Work required
Where does the word "Lehry" show up in the data? Please find each such line and copy it.
━━━━━ Records supplied
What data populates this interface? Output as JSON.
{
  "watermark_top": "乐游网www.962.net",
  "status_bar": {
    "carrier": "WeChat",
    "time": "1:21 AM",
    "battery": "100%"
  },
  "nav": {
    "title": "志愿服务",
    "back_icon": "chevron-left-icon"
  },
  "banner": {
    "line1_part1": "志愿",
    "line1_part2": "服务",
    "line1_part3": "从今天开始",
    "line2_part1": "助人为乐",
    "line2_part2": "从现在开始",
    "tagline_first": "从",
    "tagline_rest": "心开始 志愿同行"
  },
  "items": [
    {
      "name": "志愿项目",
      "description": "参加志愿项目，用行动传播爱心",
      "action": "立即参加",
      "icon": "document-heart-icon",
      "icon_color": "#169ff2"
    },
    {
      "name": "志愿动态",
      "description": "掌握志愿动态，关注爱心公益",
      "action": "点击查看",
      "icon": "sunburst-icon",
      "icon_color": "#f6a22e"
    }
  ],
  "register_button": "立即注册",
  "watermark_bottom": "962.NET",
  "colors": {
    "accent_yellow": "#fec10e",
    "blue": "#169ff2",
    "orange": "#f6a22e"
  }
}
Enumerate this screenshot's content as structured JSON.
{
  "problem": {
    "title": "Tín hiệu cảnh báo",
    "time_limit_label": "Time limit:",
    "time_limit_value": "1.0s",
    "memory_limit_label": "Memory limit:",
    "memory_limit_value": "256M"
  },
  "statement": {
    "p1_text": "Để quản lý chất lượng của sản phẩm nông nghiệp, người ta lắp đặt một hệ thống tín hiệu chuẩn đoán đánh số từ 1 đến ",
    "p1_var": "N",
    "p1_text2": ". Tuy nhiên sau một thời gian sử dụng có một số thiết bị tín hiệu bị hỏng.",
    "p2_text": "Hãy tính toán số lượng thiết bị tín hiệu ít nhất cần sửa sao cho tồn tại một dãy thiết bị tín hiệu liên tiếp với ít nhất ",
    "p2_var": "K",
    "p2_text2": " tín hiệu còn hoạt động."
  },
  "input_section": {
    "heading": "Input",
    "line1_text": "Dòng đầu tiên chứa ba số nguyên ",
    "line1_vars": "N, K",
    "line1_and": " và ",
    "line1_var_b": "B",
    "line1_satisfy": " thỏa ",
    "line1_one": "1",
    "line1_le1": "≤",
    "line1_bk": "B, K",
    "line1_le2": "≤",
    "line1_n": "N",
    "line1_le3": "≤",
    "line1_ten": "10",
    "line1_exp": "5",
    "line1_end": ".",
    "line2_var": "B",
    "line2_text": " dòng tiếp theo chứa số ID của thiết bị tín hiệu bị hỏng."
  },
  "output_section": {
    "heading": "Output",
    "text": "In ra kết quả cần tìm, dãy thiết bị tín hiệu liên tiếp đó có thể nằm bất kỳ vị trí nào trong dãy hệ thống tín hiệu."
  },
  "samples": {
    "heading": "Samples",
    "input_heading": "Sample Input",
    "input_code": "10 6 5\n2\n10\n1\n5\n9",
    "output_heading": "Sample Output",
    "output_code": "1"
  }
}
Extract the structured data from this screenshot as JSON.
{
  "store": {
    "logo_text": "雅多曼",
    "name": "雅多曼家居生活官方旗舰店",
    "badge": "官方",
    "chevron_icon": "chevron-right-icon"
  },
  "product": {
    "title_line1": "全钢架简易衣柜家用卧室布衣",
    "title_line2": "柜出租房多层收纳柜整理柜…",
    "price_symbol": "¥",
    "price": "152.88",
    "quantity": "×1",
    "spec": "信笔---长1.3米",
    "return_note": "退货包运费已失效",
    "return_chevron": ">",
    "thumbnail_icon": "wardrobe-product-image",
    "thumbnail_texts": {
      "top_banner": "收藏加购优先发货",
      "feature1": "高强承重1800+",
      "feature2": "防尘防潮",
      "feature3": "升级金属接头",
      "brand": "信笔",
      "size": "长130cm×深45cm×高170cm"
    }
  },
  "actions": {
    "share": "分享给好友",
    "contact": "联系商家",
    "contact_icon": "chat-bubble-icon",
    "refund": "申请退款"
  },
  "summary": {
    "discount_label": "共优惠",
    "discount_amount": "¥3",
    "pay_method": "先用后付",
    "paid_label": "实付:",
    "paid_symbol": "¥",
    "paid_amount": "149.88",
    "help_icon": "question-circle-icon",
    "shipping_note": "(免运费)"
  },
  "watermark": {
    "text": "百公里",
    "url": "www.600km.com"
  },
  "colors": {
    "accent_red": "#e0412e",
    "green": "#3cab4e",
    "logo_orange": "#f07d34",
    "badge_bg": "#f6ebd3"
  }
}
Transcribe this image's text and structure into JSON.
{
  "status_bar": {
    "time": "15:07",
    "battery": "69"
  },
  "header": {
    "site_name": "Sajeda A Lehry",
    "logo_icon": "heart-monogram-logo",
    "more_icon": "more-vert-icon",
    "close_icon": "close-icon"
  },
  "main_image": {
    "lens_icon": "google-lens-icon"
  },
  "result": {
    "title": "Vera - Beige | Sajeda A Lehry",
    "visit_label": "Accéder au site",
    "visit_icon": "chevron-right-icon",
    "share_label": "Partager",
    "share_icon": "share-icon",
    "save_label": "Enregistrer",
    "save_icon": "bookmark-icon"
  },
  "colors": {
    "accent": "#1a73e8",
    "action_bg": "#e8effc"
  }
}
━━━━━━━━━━
Answer box
    "site_name": "Sajeda A Lehry",
    "title": "Vera - Beige | Sajeda A Lehry",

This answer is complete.